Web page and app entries

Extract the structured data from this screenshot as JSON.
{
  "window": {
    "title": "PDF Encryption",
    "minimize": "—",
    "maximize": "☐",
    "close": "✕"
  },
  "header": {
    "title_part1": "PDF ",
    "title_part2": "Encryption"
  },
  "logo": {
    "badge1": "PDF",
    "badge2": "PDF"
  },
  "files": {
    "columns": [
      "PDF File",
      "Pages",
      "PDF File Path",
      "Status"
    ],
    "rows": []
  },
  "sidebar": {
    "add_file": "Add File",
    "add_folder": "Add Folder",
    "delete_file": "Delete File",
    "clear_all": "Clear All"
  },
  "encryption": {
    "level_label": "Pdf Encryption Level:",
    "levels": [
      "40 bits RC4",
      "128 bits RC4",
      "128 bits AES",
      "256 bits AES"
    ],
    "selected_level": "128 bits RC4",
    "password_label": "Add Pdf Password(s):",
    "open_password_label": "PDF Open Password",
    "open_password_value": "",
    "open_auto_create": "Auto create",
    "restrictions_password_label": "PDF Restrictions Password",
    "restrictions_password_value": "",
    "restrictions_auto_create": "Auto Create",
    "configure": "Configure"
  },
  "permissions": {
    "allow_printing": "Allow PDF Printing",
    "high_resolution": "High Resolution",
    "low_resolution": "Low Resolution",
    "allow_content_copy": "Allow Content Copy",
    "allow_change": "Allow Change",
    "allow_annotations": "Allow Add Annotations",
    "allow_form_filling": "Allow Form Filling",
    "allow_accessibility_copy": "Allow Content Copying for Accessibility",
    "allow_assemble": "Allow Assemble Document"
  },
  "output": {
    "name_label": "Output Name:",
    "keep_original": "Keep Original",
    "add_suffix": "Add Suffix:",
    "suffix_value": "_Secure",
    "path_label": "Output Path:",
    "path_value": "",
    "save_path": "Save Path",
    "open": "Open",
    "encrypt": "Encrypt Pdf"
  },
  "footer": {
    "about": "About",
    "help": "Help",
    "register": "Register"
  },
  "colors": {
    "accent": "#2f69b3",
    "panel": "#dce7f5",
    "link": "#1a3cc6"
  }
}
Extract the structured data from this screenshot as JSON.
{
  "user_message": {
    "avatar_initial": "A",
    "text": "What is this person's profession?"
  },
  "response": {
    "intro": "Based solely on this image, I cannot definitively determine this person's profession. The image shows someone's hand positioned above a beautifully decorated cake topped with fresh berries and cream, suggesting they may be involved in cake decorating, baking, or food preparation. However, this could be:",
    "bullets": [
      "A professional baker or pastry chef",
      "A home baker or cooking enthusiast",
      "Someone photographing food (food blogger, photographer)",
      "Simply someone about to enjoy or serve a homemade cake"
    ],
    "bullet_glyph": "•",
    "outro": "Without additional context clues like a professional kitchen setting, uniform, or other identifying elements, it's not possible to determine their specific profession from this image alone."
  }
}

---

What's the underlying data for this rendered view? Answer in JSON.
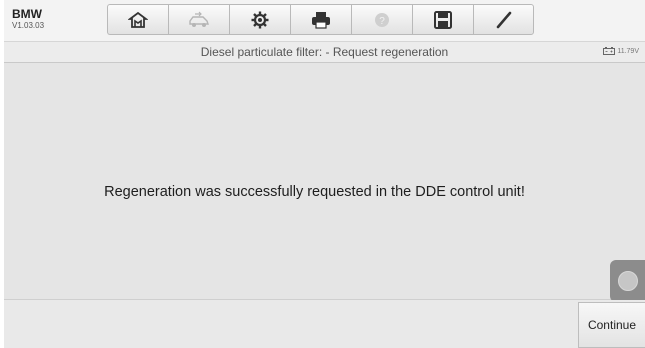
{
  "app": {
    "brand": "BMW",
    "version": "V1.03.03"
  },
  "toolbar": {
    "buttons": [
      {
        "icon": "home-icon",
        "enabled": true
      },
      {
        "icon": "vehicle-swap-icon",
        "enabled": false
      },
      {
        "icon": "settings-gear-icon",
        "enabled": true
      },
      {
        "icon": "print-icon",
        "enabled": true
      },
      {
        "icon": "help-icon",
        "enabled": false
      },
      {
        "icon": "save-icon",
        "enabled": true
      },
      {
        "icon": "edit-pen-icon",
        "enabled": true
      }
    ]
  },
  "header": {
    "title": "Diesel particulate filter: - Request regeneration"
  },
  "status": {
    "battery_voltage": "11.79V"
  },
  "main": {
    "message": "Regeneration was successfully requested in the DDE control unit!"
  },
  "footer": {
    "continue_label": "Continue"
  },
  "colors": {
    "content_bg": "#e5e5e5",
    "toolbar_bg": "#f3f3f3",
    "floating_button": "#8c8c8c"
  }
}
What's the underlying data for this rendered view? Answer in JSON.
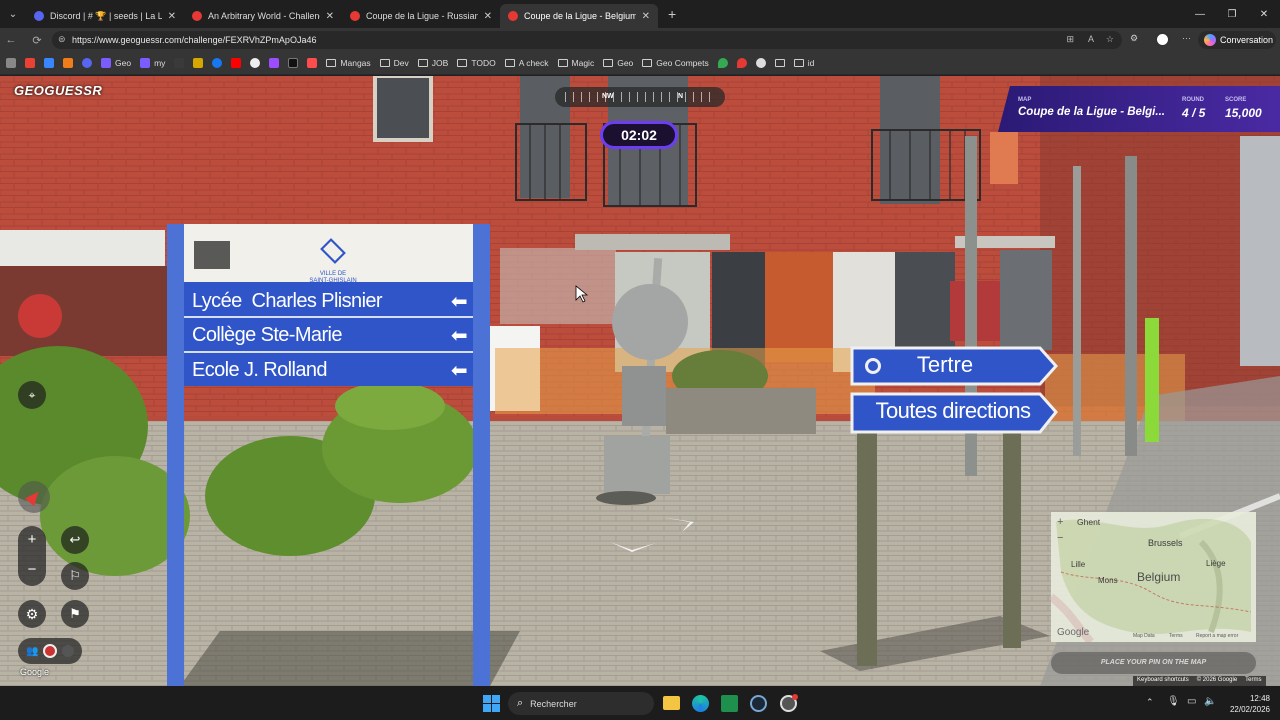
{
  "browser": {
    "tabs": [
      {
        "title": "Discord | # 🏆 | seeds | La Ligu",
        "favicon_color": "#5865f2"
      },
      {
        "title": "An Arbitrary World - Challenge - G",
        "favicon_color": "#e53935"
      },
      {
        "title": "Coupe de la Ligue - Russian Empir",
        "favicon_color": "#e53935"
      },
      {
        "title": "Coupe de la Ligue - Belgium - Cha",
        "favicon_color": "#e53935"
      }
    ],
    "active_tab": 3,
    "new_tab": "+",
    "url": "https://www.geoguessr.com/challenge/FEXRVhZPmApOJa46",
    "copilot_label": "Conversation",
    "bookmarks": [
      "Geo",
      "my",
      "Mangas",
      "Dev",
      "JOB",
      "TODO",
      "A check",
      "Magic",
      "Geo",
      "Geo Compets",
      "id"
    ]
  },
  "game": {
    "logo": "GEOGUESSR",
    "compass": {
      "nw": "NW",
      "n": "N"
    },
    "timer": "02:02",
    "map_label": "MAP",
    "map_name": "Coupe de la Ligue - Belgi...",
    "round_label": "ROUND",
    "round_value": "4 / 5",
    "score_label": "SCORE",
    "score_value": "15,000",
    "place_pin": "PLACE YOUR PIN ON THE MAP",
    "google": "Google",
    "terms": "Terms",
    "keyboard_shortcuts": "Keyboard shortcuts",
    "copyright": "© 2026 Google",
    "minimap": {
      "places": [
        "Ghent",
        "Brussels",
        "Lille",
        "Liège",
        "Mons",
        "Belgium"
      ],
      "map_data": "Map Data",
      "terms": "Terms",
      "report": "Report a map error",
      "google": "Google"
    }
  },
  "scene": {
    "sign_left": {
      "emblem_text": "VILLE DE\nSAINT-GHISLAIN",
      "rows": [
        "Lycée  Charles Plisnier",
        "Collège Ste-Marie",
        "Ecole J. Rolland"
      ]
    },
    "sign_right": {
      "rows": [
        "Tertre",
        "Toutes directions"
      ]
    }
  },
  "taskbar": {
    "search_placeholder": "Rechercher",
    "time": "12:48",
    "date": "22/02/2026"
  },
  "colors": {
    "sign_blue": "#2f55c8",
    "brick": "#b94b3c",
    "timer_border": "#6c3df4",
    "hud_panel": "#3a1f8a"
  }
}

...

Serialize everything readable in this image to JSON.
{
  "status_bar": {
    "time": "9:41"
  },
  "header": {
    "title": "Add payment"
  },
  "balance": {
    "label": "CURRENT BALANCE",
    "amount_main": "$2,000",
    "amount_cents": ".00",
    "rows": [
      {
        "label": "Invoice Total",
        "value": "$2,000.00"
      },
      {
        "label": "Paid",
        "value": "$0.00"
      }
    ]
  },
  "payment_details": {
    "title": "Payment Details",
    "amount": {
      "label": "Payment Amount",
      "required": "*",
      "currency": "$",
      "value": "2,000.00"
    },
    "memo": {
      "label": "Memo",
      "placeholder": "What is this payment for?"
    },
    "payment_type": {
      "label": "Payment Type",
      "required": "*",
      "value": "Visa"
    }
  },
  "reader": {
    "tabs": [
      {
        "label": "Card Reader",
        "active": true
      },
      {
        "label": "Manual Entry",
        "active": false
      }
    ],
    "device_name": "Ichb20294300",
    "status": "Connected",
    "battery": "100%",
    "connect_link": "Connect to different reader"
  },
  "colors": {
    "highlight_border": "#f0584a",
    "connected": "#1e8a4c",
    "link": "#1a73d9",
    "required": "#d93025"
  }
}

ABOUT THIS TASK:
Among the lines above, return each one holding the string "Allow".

COMPLETED EXERCISE:
    "allow_printing": "Allow PDF Printing",
    "allow_content_copy": "Allow Content Copy",
    "allow_change": "Allow Change",
    "allow_annotations": "Allow Add Annotations",
    "allow_form_filling": "Allow Form Filling",
    "allow_accessibility_copy": "Allow Content Copying for Accessibility",
    "allow_assemble": "Allow Assemble Document"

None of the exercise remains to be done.